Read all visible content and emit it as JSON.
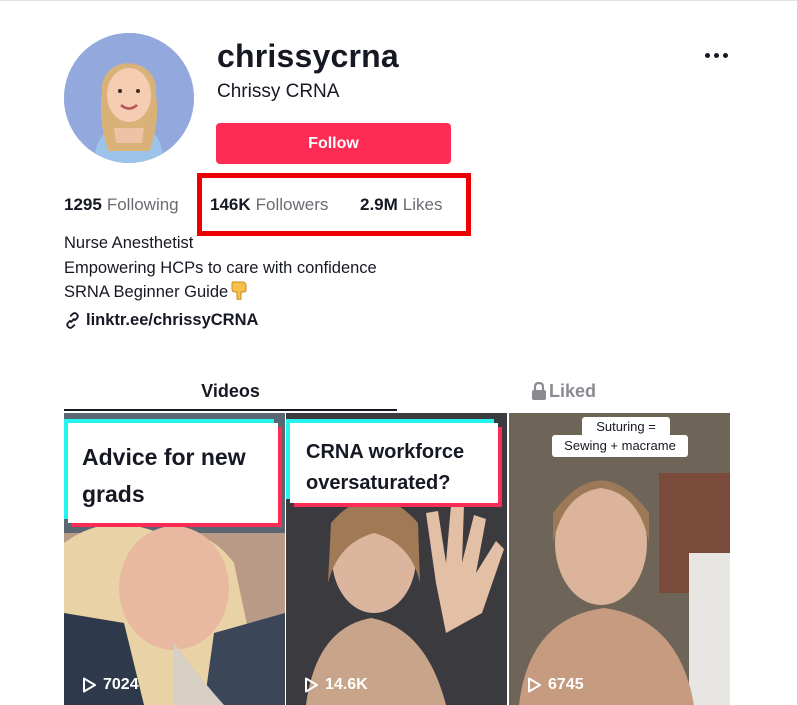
{
  "profile": {
    "username": "chrissycrna",
    "display_name": "Chrissy CRNA",
    "follow_label": "Follow"
  },
  "stats": {
    "following_count": "1295",
    "following_label": "Following",
    "followers_count": "146K",
    "followers_label": "Followers",
    "likes_count": "2.9M",
    "likes_label": "Likes"
  },
  "bio": {
    "line1": "Nurse Anesthetist",
    "line2": "Empowering HCPs to care with confidence",
    "line3": "SRNA Beginner Guide"
  },
  "link": {
    "text": "linktr.ee/chrissyCRNA"
  },
  "tabs": {
    "videos": "Videos",
    "liked": "Liked"
  },
  "videos": [
    {
      "caption": "Advice for new grads",
      "views": "7024"
    },
    {
      "caption": "CRNA workforce oversaturated?",
      "views": "14.6K"
    },
    {
      "caption_line1": "Suturing =",
      "caption_line2": "Sewing + macrame",
      "views": "6745"
    }
  ],
  "colors": {
    "accent": "#fe2c55",
    "highlight": "#ee0000",
    "caption_cyan": "#25f4ee"
  },
  "icons": [
    "more-icon",
    "link-icon",
    "lock-icon",
    "play-icon",
    "pointing-down-emoji"
  ]
}
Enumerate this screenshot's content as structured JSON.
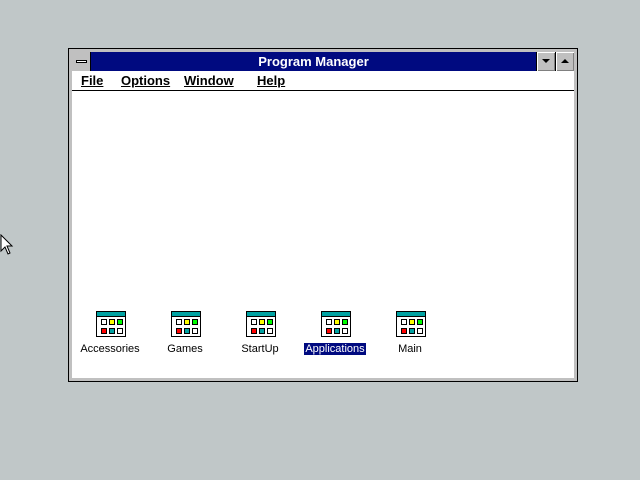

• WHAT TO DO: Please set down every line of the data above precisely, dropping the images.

• RESULT OF THE TASK:
Read all visible content and emit it as JSON.
{
  "profile": {
    "username": "chrissycrna",
    "display_name": "Chrissy CRNA",
    "follow_label": "Follow"
  },
  "stats": {
    "following_count": "1295",
    "following_label": "Following",
    "followers_count": "146K",
    "followers_label": "Followers",
    "likes_count": "2.9M",
    "likes_label": "Likes"
  },
  "bio": {
    "line1": "Nurse Anesthetist",
    "line2": "Empowering HCPs to care with confidence",
    "line3": "SRNA Beginner Guide"
  },
  "link": {
    "text": "linktr.ee/chrissyCRNA"
  },
  "tabs": {
    "videos": "Videos",
    "liked": "Liked"
  },
  "videos": [
    {
      "caption": "Advice for new grads",
      "views": "7024"
    },
    {
      "caption": "CRNA workforce oversaturated?",
      "views": "14.6K"
    },
    {
      "caption_line1": "Suturing =",
      "caption_line2": "Sewing + macrame",
      "views": "6745"
    }
  ],
  "colors": {
    "accent": "#fe2c55",
    "highlight": "#ee0000",
    "caption_cyan": "#25f4ee"
  },
  "icons": [
    "more-icon",
    "link-icon",
    "lock-icon",
    "play-icon",
    "pointing-down-emoji"
  ]
}
Enumerate this screenshot's content as structured JSON.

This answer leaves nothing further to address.